Son of a senior administrative official in the Army, born and raised on the north side of Streatham Common,[2] he was educated at Dulwich College in London,[1] became an engineering student in the Royal Navy in 1903 and was promoted to Engineer sub-lieutenant in 1907.[5]

First World War[edit]

During the First World War, Cave-Browne-Cave served in the Royal Naval Air Service, initially as the Engineering Officer at the Grain Island naval air station and later as the second in command of the station. In the summer of 1916, Cave-Browne-Cave was appointed as a squadron commander. He later served as Officer Commanding the Seaplane Station at Dunkirk and then as the Officer Commanding the Seaplane Station at Malta.

By 1918, Cave-Browne-Cave had risen to the rank of wing commander and on 1 April, when the Royal Naval Air Service merged with the Royal Flying Corps to form the Royal Air Force, Cave-Browne-Cave was transferred to the RAF as a lieutenant colonel.

Inter-war years[edit]

In 1919 Cave-Browne-Cave was awarded a permanent commission in the RAF and reverted to his previous rank of wing commander. He went on to serve in a senior training appointment at No. 1 School of Technical Training before working as the RAF's Deputy Director of Design.

(Henry's elder brother, Thomas Reginald Cave-Browne-Cave CBE, also educated at Dulwich College and a Royal Navy engineering officer, specialised in airship research and design.
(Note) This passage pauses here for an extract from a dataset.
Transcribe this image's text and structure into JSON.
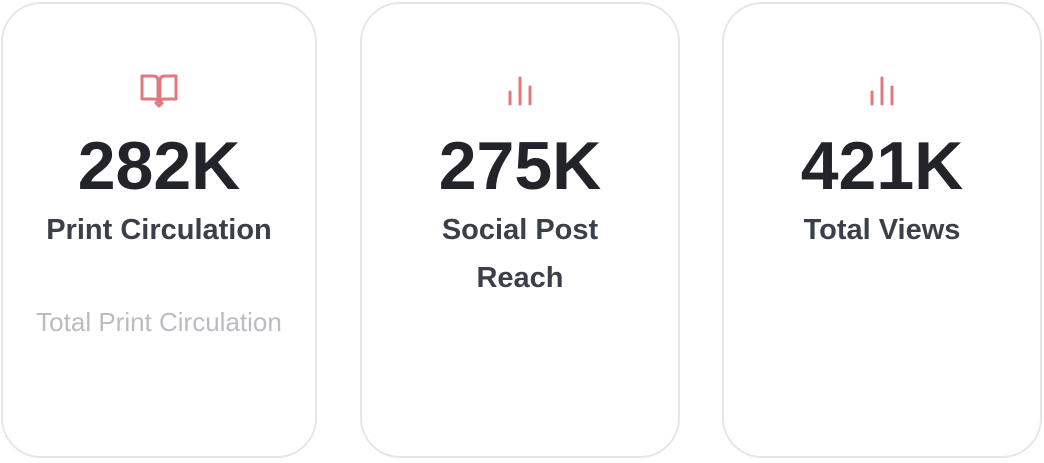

The brothers transferred to the new-born RAF at identical rank and seniority.[6] Thomas left the RAF when the Air Ministry discontinued work on airships following the R101 disaster. He was Professor of Engineering at University College, Southampton, from 1931 to 1950.[4]

The summer of 1926 saw Cave-Browne-Cave promoted to group captain and appointed as Deputy Director of Technical Development several months later. He only worked in technical development for several months as in May 1927 he took up the post of Officer Commanding the Far East Flight. The Far East Flight was a newly created unit and it was established to prove that the RAF had the capability to reinforce the more remote parts of the British Empire. The Flight, led by Cave-Browne-Cave, departed Plymouth on 17 October 1927 and eventually arrived in Singapore on 28 February the next year. Cave-Browne-Cave then took the Far East Flight on a flying tour of Australia further demonstrating the increasing reach of British air power. After the Far East Flight returned to Singapore, it was redesignated No. 205 Squadron and Cave-Browne-Cave returned to England as a supernumerary within the headquarters of Coastal Area.[7] The following summer, Cave-Browne-Cave returned to Singapore, resuming his former command in its upgraded form as No. 205 Squadron. At the start of 1930 he became the Officer Commanding RAF Base Singapore.

Back at the Air Ministry in London, Cave-Browne-Cave is credited as being the person who authorised the UKP 10,000 investment in the development of the Supermarine Spitfire in time for it to be the decisive fighter in the Battle of Britain.[8]

On 17 January 1939, when flying out of RAF Eastchurch, Cave-Browne-Cave was seriously injured in a flying accident which occurred at Butley in Suffolk. His personal assistant, Flying Officer Geoffrey Beavis was killed and Cave-Browne-Cave's active career came to an end.[1]


  1. ^ a b c d e f g h i Air Vice-Marshal H. M. Cave-Browne-Cave. The Times, Tuesday, Aug 10, 1965; pg. 8; Issue 56396
  2. ^ a b Censuses, Findmypast
  3. ^ Sir T. Cave-Browne-Cave. The Times, Saturday, Dec 13, 1924; pg. 14; Issue 43834
  4. ^ a b Wing Cdr T. R. Cavebrowne-Cave. The Times, Tuesday, Dec 02, 1969; pg. 12; Issue 57732
  5. ^ "Air Vice-Marshal H M Cave-Browne-Cave". Air of Authority - A History of RAF Organisation. M B Barrass. Retrieved 26 December 2015.
  6. ^ Air Force List, December 1919
  7. ^ http://www.rafweb.org/Ops_FE.htm [link rot]
  8. ^ The Airplane That Saved the World: What the RAF's World War II Spitfire can teach us about nurturing innovation and radical ideas., Tim Harford, Slate.com, excerpt: Harford's book "Adapt: Why Success Always Starts With Failure", 16 May 2011, accessed 19 May 2011


  1. ^ and a great-grandson of Sir William Cave-Browne-Cave, 9th baronet
Military offices
Preceded by
William Mitchell
Commandant of the RAF College Cranwell
Succeeded by
Jack Baldwin